The Earl of Sandwich’s favorite snack – Who Invented the Sandwich?

The Earl of Sandwich’s favorite snack,Who Invented the Sandwich?

The famed English Statesman John Montagu named, but did not invent, the sandwich.

Legends hold that Montagu, the 4th Earl of Sandwich, invented the tasty food stuff that is his namesake. Montague was a popular member of England’s peerage in the 18th century, and it seems he had a knack for converting nouns into homage to his rank. The Hawaiian Islands were once known as The Sandwich Islands, thanks to explorer James Cook’s admiration for the Earl, who was the acting first Lord of Admiralty at the time. Although it does seem likely that Montague is responsible for dubbing the popular food item a sandwich, he certainly was not the first to squash some grub between slices of bread.

It seems likely that sandwiches of one sort or another were eaten whenever and wherever bread was made. When utensils weren’t available, bread was often used to scoop up other foods. Arabs stuffed pita bread with meats, and medieval European peasants lunched on bread and cheese while working in the fields. The first officially recorded sandwich inventor was Rabbi Hillel the Elder of the first century BC. The rabbi sandwiched chopped nuts, apples, spices, and wine between two pieces of matzoh, creating the popular Passover food known as Charoset.

In medieval times, food piled on bread was the norm. Prior to the fork, it was common to scoop meat and other food on two pieces of bread and spread it around with a knife. The leftover pieces of bread, called trenchers, were often fed to pets when the meal was complete. Primary sources from the 16th and 17th centuries refer to handheld snacks as “bread and meat” or “bread and cheese.” People often ate sandwiches, they simply didn’t call them that.

Regardless of the sandwich-like foods that were eaten prior to the 18th century, it appears that the 4th Earl of Sandwich is responsible for the emergence of the sandwich as a distinct food category. But how this happened is unclear. The most popular story relates to Montague’s fondness for eating salted beef between pieces of toasted bread. Montague was also known for his gambling habit and would apparently eat this proto sandwich one-handed during his endless hours at a famous London gambling club. His comrades began to request “the same as Sandwich” and eventually the snack acquired its name.

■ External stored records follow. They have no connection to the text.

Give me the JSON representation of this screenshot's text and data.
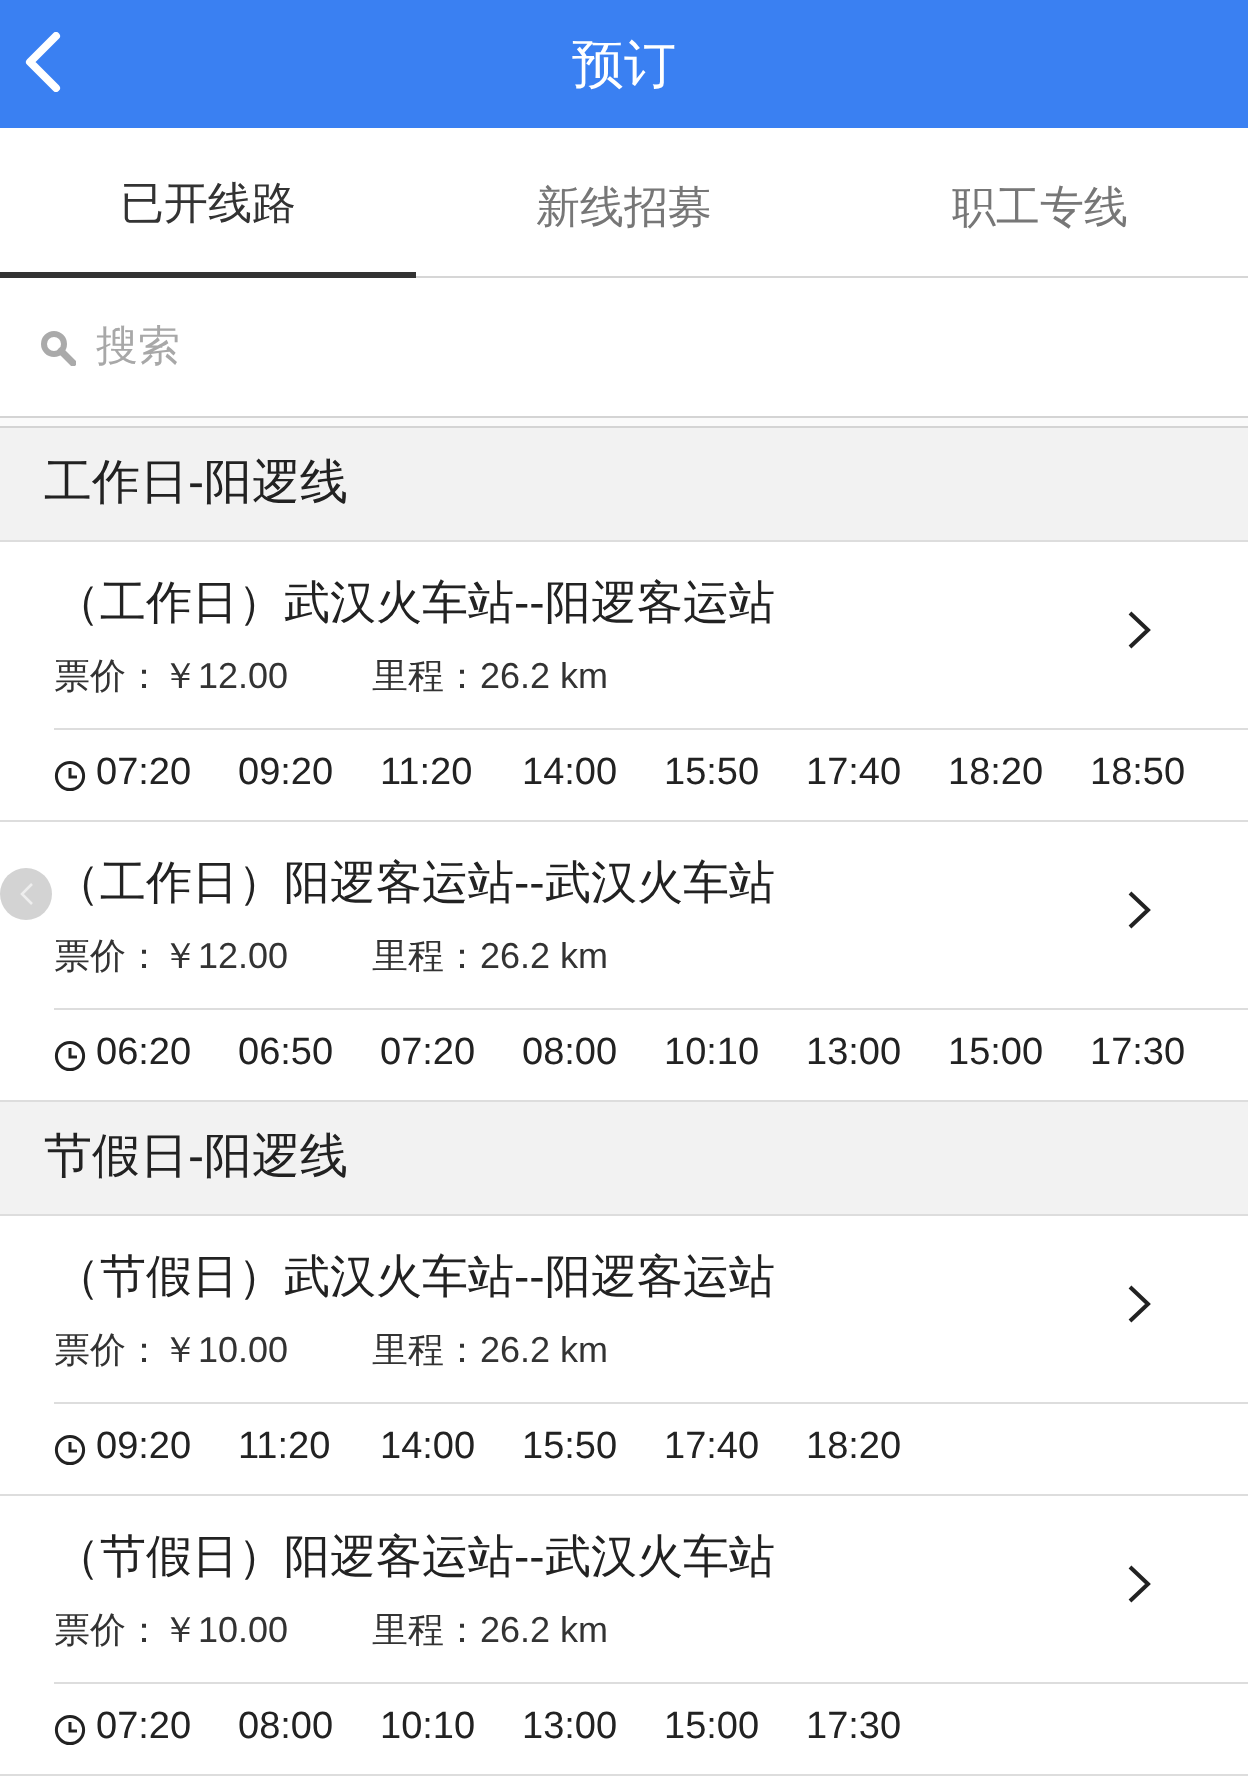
{
  "header": {
    "title": "预订"
  },
  "tabs": [
    {
      "label": "已开线路",
      "selected": true
    },
    {
      "label": "新线招募",
      "selected": false
    },
    {
      "label": "职工专线",
      "selected": false
    }
  ],
  "search": {
    "placeholder": "搜索"
  },
  "groups": [
    {
      "title": "工作日-阳逻线",
      "routes": [
        {
          "title": "（工作日）武汉火车站--阳逻客运站",
          "price": "票价：￥12.00",
          "distance": "里程：26.2 km",
          "times": [
            "07:20",
            "09:20",
            "11:20",
            "14:00",
            "15:50",
            "17:40",
            "18:20",
            "18:50"
          ]
        },
        {
          "title": "（工作日）阳逻客运站--武汉火车站",
          "price": "票价：￥12.00",
          "distance": "里程：26.2 km",
          "times": [
            "06:20",
            "06:50",
            "07:20",
            "08:00",
            "10:10",
            "13:00",
            "15:00",
            "17:30"
          ]
        }
      ]
    },
    {
      "title": "节假日-阳逻线",
      "routes": [
        {
          "title": "（节假日）武汉火车站--阳逻客运站",
          "price": "票价：￥10.00",
          "distance": "里程：26.2 km",
          "times": [
            "09:20",
            "11:20",
            "14:00",
            "15:50",
            "17:40",
            "18:20"
          ]
        },
        {
          "title": "（节假日）阳逻客运站--武汉火车站",
          "price": "票价：￥10.00",
          "distance": "里程：26.2 km",
          "times": [
            "07:20",
            "08:00",
            "10:10",
            "13:00",
            "15:00",
            "17:30"
          ]
        }
      ]
    }
  ]
}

The source that supports this story is Tour to London, a travel book that was popular at the time among the upper echelons of society. In one passage, the author of the book, Pierre Jean Grosley, claimed that in 1765, ”a minister of State passed Four and Twenty hours at a public gaming table, so absorpt in play that, during the whole time, he had no subsistence but a bit of beef between two slices of toasted bread. This new dish grew highly in vogue… it was called by the name of the minister who invented it.” According to this scenario,” sandwich” initially referred to Montagu’s preferred beef and bread meal and was subsequently used as an umbrella phrase for a variety of sandwich types.

John Montagu’s biographer, N.A.M.Rodger, offers an alternative explanation for the rise of the sandwich. He argues that during the 1760s, when the sandwich was first called a sandwich, the Earl was actually busy with government responsibilities and didn’t have time to gamble much. He did, however, spend many nights working at his desk, during which time he liked to munch on beef and bread. It is possible, Rodger argues, that the sandwich came to be a reference to the Earl’s tireless work ethic and general fondness for late-night snacking.


Origin of the Sandwich